As much as I want nonpartisan and cooperative action in Congress, I find myself in this “us opposing them” state of mind. These times are chaotic, but I believe that my views on public issues and civil rhetoric are shared by the majority of our country. As the following chart demonstrates, ongoing critical decisions in governance must be made amid an extreme divergence of views.
1) Support Russia
2) Minimal concern for environment and deny climate change
3) Support the NRA and add more police officers to the force
4) Promote private health care
5) Prohibit abortion
6) Edit history and ban numerous school books and teaching topics
7) Close borders to asylum seekers
8) Support white supremacy
9) Spread hate and fear
10) Support Supreme Court’s refusal to adopt a code of ethics
11) Limit minority voting with eligibility restrictions and curbing access to polls
12) Promote an autocratic government
13) Refuse to abide by the Constitution
1) Support Ukraine
2) Invest in green energy and take measures to protect the environment
3) Seek solutions to quell violence and establish reasonable gun regulations
4) Promote affordable public health care
5) Support women’s right of choice
6) Provide truth in history and access to all books
7) Keep borders open to asylum seekers
8) Criminalize racism
9) Curb the rhetoric of hate and fear
10) Require ethics code compliance for all justices, judges and lawyers
11) Shore up the 15th Amendment, assuring the right to vote for all citizens
12) Promote democracy
13) Pledge to support the Constitution
I am sure many of you have additional priorities for which you’d want government involvement. My priority is voting rights. Without free access to the pools, fair elections, and lawful and unrestricted balloting for all citizens, there can be no democracy. Yet voting rights have been a problem for over 150 years. Time and time again, voting rights have been reaffirmed, and then those whom I call “them” have found ways to chip away with restrictions that curtail access to the polls for minority and non-white citizens.
In March of 1965, my husband Marty and I felt strongly about supporting the fervent efforts of John Lewis and others to secure full voting rights for African Americans. We went to Alabama and joined the throng peacefully marching in Selma. On Saturday March 6, however, we were frightened as we watched a fully-armed militia amass alongside us. With some feelings of guilt, Marty and I left the march before our worst fears were sadly actualized the next day, on Bloody Sunday. Many were injured and some were killed that day. Although this nightmare took place, it spurred the passage of the Voting Rights Act of 1965 three months later. “Us” versus “them” aside, the bill passed by a unanimous vote!

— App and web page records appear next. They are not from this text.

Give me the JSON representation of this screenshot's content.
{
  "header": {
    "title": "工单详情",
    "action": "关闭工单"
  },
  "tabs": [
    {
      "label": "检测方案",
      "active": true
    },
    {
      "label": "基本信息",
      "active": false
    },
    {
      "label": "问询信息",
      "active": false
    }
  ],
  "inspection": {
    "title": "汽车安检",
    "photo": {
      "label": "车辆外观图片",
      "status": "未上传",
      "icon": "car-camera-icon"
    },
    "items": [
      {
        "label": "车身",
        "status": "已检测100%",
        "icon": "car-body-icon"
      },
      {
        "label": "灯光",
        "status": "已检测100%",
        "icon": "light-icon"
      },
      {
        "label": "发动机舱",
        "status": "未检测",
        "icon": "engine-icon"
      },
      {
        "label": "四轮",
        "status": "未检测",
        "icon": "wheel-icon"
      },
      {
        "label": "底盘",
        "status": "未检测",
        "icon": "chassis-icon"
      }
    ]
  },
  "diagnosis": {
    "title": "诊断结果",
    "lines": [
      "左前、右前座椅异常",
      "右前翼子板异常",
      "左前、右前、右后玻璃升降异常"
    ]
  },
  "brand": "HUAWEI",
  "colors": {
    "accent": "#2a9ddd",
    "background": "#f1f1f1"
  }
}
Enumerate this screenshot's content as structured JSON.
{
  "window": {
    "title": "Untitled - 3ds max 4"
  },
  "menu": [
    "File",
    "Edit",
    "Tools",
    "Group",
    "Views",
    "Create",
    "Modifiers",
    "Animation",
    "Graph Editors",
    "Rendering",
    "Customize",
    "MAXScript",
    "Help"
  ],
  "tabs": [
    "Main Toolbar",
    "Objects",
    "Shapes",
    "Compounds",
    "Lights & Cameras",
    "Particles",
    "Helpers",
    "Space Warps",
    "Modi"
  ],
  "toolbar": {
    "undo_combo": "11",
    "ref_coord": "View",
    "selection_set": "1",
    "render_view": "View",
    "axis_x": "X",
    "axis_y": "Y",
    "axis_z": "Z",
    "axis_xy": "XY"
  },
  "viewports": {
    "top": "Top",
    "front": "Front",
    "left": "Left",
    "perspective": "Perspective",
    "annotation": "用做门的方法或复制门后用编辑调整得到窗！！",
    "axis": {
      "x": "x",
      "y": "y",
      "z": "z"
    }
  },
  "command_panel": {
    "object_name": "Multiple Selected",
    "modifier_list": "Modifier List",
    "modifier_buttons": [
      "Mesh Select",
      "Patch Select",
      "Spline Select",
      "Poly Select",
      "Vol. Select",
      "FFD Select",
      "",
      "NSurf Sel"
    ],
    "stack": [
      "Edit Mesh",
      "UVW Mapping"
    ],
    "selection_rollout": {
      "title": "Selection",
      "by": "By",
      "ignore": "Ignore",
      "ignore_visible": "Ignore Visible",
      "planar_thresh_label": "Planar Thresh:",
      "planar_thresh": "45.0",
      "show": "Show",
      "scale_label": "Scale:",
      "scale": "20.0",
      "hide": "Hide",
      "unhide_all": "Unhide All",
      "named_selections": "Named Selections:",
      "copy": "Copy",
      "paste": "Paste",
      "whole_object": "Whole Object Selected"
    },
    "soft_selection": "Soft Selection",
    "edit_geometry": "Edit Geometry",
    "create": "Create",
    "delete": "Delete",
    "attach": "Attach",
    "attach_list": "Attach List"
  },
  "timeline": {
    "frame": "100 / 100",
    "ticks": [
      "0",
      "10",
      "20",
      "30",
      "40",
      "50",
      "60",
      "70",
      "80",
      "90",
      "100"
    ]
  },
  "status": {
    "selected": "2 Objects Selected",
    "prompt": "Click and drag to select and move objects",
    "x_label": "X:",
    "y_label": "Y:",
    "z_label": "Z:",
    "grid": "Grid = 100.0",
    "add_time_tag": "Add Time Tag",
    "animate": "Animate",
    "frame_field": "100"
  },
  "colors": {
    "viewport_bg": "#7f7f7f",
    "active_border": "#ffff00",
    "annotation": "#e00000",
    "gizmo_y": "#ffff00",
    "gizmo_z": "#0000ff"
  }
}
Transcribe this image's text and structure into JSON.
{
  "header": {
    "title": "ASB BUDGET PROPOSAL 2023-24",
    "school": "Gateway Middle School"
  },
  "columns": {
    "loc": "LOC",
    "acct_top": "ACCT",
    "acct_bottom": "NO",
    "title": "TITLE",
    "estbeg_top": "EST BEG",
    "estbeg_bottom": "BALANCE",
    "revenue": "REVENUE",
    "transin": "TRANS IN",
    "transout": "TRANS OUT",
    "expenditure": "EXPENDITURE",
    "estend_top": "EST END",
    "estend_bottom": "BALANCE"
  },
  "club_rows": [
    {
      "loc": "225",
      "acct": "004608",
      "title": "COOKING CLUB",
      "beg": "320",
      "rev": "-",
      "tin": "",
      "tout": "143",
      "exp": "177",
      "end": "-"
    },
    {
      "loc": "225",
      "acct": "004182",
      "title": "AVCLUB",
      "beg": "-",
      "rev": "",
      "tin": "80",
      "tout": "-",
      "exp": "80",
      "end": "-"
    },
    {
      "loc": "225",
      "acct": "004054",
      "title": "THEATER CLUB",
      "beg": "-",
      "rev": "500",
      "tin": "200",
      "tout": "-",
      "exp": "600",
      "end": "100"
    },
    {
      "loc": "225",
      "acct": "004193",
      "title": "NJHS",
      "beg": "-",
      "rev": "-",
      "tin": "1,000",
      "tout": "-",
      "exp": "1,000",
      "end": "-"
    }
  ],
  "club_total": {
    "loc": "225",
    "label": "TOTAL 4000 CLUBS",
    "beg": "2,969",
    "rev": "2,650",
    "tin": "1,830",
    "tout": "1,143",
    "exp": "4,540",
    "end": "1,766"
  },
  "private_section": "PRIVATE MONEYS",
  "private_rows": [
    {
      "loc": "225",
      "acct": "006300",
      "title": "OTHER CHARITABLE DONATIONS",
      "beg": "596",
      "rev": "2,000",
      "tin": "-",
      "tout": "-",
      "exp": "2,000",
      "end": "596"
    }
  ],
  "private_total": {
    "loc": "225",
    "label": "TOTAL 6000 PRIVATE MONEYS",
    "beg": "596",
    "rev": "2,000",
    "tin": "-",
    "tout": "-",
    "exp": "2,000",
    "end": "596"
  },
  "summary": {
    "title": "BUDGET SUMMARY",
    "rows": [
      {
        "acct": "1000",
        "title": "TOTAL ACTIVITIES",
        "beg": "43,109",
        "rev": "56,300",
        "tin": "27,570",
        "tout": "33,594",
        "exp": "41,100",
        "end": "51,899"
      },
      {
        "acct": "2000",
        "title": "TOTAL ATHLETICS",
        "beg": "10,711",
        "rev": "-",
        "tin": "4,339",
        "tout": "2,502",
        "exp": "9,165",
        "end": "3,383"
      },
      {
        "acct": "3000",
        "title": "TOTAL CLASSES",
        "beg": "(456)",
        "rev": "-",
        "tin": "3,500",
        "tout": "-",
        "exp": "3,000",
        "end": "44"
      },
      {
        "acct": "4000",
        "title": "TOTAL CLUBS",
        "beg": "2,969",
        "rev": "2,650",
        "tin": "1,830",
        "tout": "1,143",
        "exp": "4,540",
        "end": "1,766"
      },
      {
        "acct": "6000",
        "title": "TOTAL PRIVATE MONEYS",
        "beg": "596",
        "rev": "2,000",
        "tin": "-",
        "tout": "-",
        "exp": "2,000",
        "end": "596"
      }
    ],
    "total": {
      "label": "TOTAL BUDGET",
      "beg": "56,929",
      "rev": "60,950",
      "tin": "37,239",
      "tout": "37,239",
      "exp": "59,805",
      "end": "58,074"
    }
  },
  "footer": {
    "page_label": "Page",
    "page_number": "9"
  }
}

So here we are in 2023, and we are yet again wrestling with this same issue. “Us” versus “them” continues. I ask that “us” urge our legislators to buffer, not weaken, voting rights, the very foundation of democratic governance. Fortunately, our country is still populated with more of “us” than “them.” Let’s add to our ranks, heartened by the knowledge that we are on the side of the angels of Bloody Sunday.
Harriet Hausman is a longtime resident of River Forest and, at 99, likely the oldest weekly newspaper columnist in the U.S., if not the world.